A segue from finish fetish to Light and Space, Irwin’s translucent discs and Kauffman’s vacuum-molded Plexiglas bubbles were sculptures that invoked the atmospherics of painting. Spray-painted (from the rear in the case of Kauffman, from the front in that of Irwin) so that thin, formed sheets of transparent materials were imbued with color and a nebulous sense of depth, they fused looking at and looking through into a single irreducible perception.
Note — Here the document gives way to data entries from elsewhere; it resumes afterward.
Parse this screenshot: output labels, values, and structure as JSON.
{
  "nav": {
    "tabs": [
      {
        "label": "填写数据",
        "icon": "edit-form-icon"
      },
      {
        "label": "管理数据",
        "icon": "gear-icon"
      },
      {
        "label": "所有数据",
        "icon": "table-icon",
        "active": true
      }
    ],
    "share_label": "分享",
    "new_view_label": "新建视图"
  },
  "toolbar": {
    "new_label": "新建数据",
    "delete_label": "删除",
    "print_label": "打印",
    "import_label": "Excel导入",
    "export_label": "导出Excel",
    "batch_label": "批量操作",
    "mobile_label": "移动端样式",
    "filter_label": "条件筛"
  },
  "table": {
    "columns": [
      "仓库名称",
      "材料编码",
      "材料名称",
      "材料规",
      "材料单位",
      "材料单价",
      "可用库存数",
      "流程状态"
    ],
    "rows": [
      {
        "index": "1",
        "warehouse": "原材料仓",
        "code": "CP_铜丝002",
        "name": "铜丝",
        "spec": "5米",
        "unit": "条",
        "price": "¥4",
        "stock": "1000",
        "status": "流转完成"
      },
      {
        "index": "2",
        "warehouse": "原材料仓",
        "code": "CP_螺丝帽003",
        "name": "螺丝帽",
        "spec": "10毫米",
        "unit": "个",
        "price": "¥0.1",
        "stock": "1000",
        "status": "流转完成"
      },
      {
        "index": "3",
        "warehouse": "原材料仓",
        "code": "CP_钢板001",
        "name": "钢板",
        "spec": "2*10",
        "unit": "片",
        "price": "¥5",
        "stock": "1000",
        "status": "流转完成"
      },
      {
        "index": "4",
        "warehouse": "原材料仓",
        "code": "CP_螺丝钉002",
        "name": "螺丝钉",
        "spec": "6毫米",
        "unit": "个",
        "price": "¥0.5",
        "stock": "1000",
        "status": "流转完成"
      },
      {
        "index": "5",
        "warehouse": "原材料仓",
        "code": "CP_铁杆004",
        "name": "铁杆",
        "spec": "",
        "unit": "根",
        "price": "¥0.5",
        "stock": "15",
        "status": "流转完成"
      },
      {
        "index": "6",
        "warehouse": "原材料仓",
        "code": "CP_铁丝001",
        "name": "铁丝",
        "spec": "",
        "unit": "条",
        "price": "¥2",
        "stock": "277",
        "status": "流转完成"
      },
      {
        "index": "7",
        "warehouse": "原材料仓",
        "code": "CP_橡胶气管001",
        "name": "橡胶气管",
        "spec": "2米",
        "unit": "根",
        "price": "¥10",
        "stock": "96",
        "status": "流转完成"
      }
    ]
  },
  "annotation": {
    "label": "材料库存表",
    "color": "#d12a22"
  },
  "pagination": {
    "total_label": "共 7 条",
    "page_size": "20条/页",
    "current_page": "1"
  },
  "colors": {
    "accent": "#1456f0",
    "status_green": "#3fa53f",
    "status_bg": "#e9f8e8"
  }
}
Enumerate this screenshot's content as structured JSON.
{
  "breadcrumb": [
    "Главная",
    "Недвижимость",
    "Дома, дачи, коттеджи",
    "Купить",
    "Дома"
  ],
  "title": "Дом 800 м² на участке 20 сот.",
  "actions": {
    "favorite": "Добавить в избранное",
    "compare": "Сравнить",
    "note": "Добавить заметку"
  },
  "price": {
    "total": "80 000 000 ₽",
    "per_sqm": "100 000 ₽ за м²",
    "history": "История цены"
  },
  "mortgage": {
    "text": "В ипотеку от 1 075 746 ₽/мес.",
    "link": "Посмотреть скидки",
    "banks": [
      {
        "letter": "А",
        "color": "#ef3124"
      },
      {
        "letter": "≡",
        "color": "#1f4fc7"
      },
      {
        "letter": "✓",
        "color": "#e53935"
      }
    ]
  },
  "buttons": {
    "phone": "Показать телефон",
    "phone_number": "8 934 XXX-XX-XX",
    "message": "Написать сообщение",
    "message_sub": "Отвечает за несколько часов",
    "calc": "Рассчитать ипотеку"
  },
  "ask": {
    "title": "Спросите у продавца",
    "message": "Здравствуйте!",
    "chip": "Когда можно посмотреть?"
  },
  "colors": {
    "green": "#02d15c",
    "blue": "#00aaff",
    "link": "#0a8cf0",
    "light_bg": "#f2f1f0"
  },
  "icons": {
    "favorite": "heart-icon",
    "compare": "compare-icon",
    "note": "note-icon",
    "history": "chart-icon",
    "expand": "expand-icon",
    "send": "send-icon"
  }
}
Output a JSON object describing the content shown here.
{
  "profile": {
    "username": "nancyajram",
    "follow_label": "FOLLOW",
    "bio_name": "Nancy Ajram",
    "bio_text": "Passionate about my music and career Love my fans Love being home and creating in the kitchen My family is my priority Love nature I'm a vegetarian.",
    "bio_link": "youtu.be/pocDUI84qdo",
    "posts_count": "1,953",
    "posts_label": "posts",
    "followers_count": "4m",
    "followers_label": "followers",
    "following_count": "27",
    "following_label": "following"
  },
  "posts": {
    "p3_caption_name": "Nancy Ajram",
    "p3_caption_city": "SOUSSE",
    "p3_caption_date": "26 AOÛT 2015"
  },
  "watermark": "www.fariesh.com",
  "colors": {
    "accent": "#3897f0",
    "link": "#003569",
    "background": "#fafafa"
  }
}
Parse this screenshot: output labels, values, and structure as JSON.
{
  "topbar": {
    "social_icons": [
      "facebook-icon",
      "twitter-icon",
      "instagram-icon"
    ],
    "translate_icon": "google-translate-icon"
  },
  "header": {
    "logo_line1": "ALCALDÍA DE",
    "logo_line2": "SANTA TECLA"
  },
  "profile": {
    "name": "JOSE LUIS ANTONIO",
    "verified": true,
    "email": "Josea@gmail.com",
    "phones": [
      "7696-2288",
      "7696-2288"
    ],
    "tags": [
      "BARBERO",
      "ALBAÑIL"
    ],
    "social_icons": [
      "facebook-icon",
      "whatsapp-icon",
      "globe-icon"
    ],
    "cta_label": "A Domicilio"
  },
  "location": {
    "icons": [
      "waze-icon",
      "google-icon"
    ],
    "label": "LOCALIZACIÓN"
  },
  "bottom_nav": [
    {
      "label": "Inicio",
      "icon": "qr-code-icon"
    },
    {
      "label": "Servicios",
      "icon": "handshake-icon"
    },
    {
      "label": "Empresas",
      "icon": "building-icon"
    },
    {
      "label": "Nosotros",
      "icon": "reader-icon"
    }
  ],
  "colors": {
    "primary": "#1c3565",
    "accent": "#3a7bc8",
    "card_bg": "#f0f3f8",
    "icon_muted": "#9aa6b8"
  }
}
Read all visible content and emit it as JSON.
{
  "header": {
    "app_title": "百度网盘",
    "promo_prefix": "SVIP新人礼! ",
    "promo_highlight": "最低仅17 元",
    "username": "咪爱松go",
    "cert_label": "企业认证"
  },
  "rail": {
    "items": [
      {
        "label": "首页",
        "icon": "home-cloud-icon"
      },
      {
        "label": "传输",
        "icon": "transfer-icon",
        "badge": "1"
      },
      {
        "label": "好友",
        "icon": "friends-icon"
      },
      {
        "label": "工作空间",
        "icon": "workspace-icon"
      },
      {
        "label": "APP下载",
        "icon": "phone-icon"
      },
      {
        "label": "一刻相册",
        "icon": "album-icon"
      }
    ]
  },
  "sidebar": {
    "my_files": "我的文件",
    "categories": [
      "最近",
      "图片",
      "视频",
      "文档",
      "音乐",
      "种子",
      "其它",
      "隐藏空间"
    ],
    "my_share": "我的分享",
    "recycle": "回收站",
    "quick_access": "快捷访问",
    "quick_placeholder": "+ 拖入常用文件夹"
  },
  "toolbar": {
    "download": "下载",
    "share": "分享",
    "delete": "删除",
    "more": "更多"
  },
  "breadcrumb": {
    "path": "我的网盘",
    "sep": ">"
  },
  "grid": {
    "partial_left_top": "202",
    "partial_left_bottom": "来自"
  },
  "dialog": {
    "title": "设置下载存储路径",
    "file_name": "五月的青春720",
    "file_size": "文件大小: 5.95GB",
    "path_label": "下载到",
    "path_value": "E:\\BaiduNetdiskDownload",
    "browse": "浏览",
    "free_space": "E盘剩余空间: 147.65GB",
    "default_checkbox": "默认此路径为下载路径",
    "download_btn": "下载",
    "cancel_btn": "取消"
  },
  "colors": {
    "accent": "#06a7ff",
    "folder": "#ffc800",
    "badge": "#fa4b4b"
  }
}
Drawing on Irwin’s and Kauffman’s technique while remaining resolutely on this side of the painting-sculpture divide, Wilson’s deep-stretchered canvases combine disorientingly unplaceable atmospheric fields with tiny, abstract geometric elements and recognizable objects from his visual archive. In 1:00 P.M., a stacked triptych that represents the other main format used by Wilson in the show, thickly painted gray-white and scarlet pinstripes, pushed toward the margins, climb the surface of the burnished gray-white fields. In the lower right corner of the bottom canvas, a metallic gray rectangle also lies on the surface, overlapped by a thick white square. To their right, another small rectangle is trapped somewhere within the painting, submerged beneath layers of alkyd and oil. Farther to the right is a similarly obscured hard-edge rendering of a dumpster.

Each of Wilson’s paintings, whether on canvas or paper, features at least one shadowy rendering of a real-world design artifact. The items represented fall into two main categories: the name-brand modernist (a Grand Confort armchair by Corbusier, a “potato chip” chair and a storage unit by Charles and Ray Eames, a Neutra house) and the no-name industrial/infrastructural (a cinder-block wall, a strip-mall sign, a telephone pole, lampposts, a traffic light, a sidewalk power box, and Wilson’s most frequent motif of this type, dumpsters).

To view Wilson through a luminist lens—and one senses that it is his debt to mid-19th-century American painting that made him take late-’60s Kauffman and Irwin back to the canvas—the hard-edge squibs are more anthropomorphic than abstract, and the dumpsters are haystacks. In the paintings of Martin Johnson Heade, haystacks, fully integrated into the landscape, serenely insinuate the harmonious human presence—better, in fact, than do the actual people scurrying about. And just as luminist time seems both specific and without incident, Wilson uses his titles (3:00 A.M., Thursday, 5:00 P.M., etc.) to locate his paintings placidly amid his own experience in a way that can seem somewhat arbitrary.

Luminism was about the embrace of human endeavor by the gracious, eternal light of the infinite: Storms may brew, but they will soon pass into the afterglow. A pantheism both nationalistic and Christian was made visible as a sun-raked rightness with the natural world.

In at least one significant way, Wilson breaks with the luminist model. Although his paintings concern themselves with locating Americans’ place in the sun, his light doesn’t indicate any faith—and doesn’t miss it, either. Thanks to the Californian example, we’ve grown comfortable with the idea of a sublime that has absolutely nothing backing it up. To the artistic inheritors of surfer Zen, blissed but not blessed, absence does not imply discontent. Wilson works our every perfect, blank perception to a seamless sunburst finish. CP